# What you have to do:
For this exercise, repeat the whole listing below exactly. Leave the pictures out.

[Records provided — start]

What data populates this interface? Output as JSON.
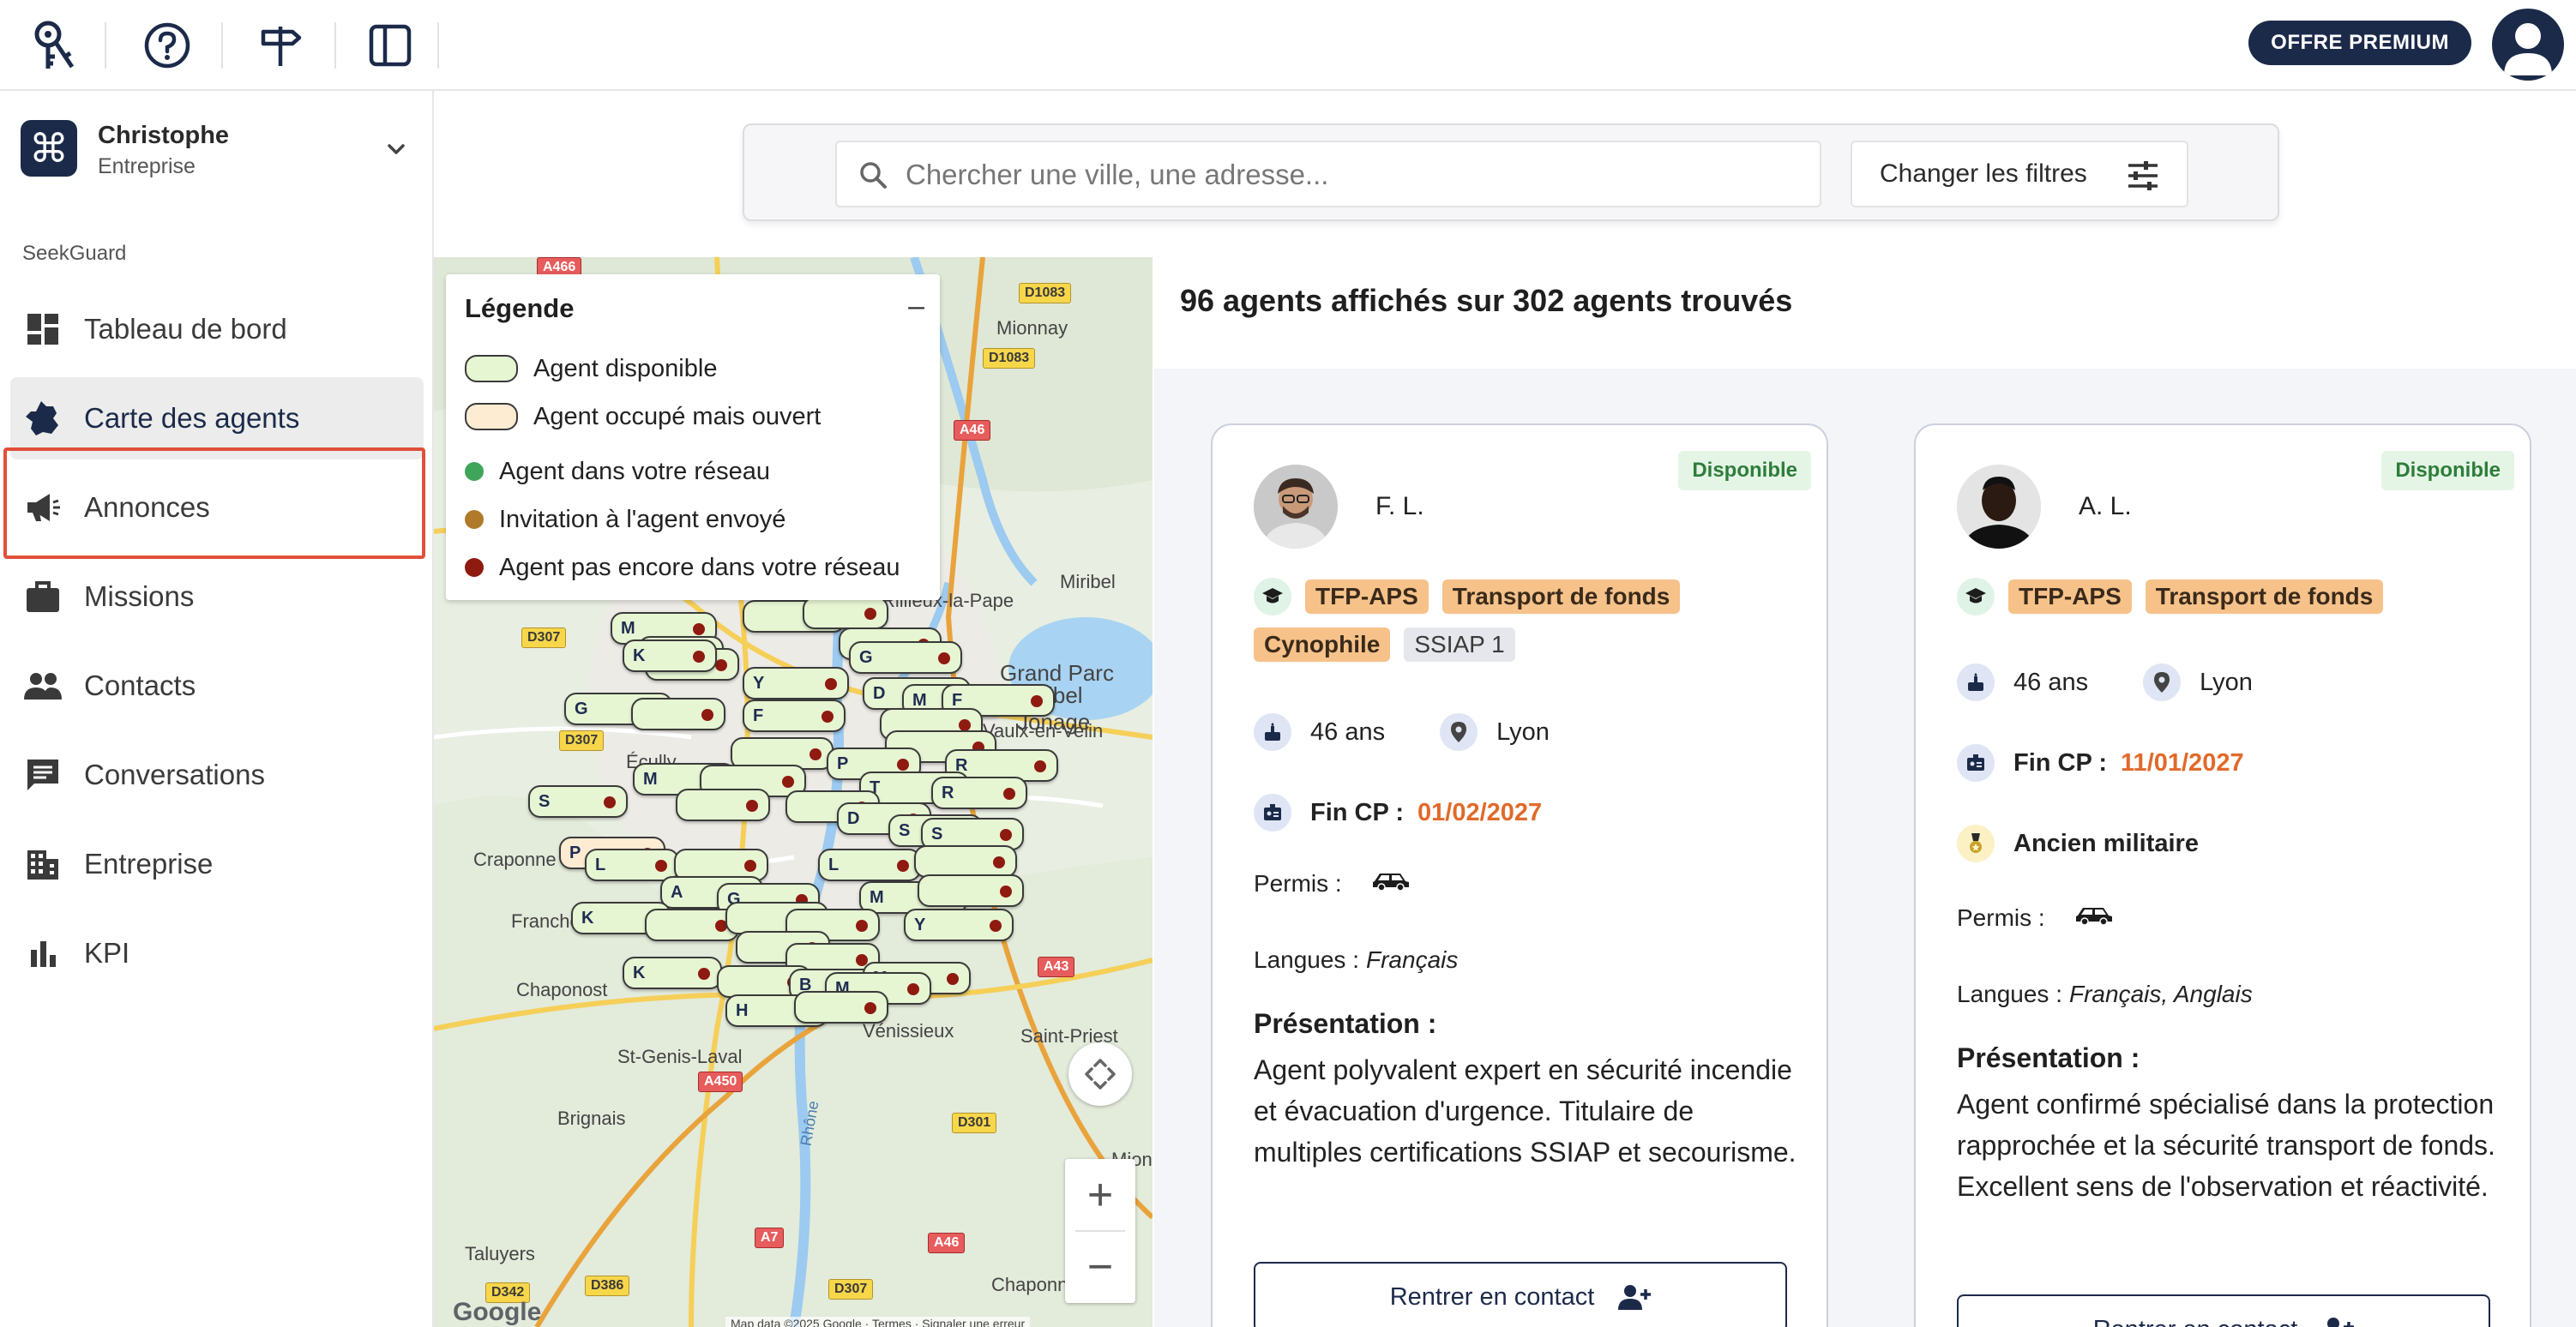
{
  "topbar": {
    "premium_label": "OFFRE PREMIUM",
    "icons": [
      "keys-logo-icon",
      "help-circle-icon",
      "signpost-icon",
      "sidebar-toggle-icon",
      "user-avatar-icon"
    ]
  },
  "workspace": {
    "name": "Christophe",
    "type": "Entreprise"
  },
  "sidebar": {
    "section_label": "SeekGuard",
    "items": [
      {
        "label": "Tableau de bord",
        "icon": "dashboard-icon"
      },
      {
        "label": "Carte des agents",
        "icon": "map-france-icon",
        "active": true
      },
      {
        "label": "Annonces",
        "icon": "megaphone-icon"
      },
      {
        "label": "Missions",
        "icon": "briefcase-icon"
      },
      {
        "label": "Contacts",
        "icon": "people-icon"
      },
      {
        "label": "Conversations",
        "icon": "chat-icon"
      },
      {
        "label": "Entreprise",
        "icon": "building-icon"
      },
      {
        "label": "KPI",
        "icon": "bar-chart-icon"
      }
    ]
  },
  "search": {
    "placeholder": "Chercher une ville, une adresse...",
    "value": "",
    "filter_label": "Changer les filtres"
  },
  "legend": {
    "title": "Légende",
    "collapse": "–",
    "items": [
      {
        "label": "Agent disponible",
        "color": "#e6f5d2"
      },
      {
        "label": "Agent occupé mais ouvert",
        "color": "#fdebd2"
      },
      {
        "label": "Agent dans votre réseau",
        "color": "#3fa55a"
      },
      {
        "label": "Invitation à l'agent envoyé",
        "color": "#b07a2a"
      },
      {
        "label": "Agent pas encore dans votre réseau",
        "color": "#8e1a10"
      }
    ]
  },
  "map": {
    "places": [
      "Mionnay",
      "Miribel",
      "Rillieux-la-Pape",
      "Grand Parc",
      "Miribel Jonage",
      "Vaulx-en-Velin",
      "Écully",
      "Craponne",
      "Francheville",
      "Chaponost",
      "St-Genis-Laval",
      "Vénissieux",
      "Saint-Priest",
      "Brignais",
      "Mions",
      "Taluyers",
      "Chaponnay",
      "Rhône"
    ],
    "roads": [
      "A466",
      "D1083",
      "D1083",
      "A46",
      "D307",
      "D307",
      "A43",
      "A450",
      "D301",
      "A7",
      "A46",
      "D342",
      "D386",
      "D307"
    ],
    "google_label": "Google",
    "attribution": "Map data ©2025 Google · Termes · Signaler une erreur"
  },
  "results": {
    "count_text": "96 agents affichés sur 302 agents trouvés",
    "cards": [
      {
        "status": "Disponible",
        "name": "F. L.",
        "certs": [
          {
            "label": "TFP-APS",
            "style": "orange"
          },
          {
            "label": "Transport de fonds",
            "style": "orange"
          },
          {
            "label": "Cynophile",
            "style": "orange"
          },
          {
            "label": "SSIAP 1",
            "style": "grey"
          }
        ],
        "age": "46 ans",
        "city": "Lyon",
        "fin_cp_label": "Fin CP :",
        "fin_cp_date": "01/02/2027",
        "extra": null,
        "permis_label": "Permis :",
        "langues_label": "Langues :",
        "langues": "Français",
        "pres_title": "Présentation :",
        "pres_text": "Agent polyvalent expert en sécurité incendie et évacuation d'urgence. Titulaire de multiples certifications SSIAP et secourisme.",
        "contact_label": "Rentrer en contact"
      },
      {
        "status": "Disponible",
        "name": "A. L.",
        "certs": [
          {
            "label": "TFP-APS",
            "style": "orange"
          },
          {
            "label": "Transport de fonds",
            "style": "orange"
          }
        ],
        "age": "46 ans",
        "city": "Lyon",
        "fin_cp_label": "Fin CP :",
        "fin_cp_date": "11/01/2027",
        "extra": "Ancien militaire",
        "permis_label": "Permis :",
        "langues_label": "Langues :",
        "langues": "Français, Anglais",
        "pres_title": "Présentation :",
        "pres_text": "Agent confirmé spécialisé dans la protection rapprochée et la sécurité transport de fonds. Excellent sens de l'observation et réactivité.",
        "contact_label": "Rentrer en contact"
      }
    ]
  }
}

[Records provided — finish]

# The answer:
What data populates this interface? Output as JSON.
{
  "topbar": {
    "premium_label": "OFFRE PREMIUM",
    "icons": [
      "keys-logo-icon",
      "help-circle-icon",
      "signpost-icon",
      "sidebar-toggle-icon",
      "user-avatar-icon"
    ]
  },
  "workspace": {
    "name": "Christophe",
    "type": "Entreprise"
  },
  "sidebar": {
    "section_label": "SeekGuard",
    "items": [
      {
        "label": "Tableau de bord",
        "icon": "dashboard-icon"
      },
      {
        "label": "Carte des agents",
        "icon": "map-france-icon",
        "active": true
      },
      {
        "label": "Annonces",
        "icon": "megaphone-icon"
      },
      {
        "label": "Missions",
        "icon": "briefcase-icon"
      },
      {
        "label": "Contacts",
        "icon": "people-icon"
      },
      {
        "label": "Conversations",
        "icon": "chat-icon"
      },
      {
        "label": "Entreprise",
        "icon": "building-icon"
      },
      {
        "label": "KPI",
        "icon": "bar-chart-icon"
      }
    ]
  },
  "search": {
    "placeholder": "Chercher une ville, une adresse...",
    "value": "",
    "filter_label": "Changer les filtres"
  },
  "legend": {
    "title": "Légende",
    "collapse": "–",
    "items": [
      {
        "label": "Agent disponible",
        "color": "#e6f5d2"
      },
      {
        "label": "Agent occupé mais ouvert",
        "color": "#fdebd2"
      },
      {
        "label": "Agent dans votre réseau",
        "color": "#3fa55a"
      },
      {
        "label": "Invitation à l'agent envoyé",
        "color": "#b07a2a"
      },
      {
        "label": "Agent pas encore dans votre réseau",
        "color": "#8e1a10"
      }
    ]
  },
  "map": {
    "places": [
      "Mionnay",
      "Miribel",
      "Rillieux-la-Pape",
      "Grand Parc",
      "Miribel Jonage",
      "Vaulx-en-Velin",
      "Écully",
      "Craponne",
      "Francheville",
      "Chaponost",
      "St-Genis-Laval",
      "Vénissieux",
      "Saint-Priest",
      "Brignais",
      "Mions",
      "Taluyers",
      "Chaponnay",
      "Rhône"
    ],
    "roads": [
      "A466",
      "D1083",
      "D1083",
      "A46",
      "D307",
      "D307",
      "A43",
      "A450",
      "D301",
      "A7",
      "A46",
      "D342",
      "D386",
      "D307"
    ],
    "google_label": "Google",
    "attribution": "Map data ©2025 Google · Termes · Signaler une erreur"
  },
  "results": {
    "count_text": "96 agents affichés sur 302 agents trouvés",
    "cards": [
      {
        "status": "Disponible",
        "name": "F. L.",
        "certs": [
          {
            "label": "TFP-APS",
            "style": "orange"
          },
          {
            "label": "Transport de fonds",
            "style": "orange"
          },
          {
            "label": "Cynophile",
            "style": "orange"
          },
          {
            "label": "SSIAP 1",
            "style": "grey"
          }
        ],
        "age": "46 ans",
        "city": "Lyon",
        "fin_cp_label": "Fin CP :",
        "fin_cp_date": "01/02/2027",
        "extra": null,
        "permis_label": "Permis :",
        "langues_label": "Langues :",
        "langues": "Français",
        "pres_title": "Présentation :",
        "pres_text": "Agent polyvalent expert en sécurité incendie et évacuation d'urgence. Titulaire de multiples certifications SSIAP et secourisme.",
        "contact_label": "Rentrer en contact"
      },
      {
        "status": "Disponible",
        "name": "A. L.",
        "certs": [
          {
            "label": "TFP-APS",
            "style": "orange"
          },
          {
            "label": "Transport de fonds",
            "style": "orange"
          }
        ],
        "age": "46 ans",
        "city": "Lyon",
        "fin_cp_label": "Fin CP :",
        "fin_cp_date": "11/01/2027",
        "extra": "Ancien militaire",
        "permis_label": "Permis :",
        "langues_label": "Langues :",
        "langues": "Français, Anglais",
        "pres_title": "Présentation :",
        "pres_text": "Agent confirmé spécialisé dans la protection rapprochée et la sécurité transport de fonds. Excellent sens de l'observation et réactivité.",
        "contact_label": "Rentrer en contact"
      }
    ]
  }
}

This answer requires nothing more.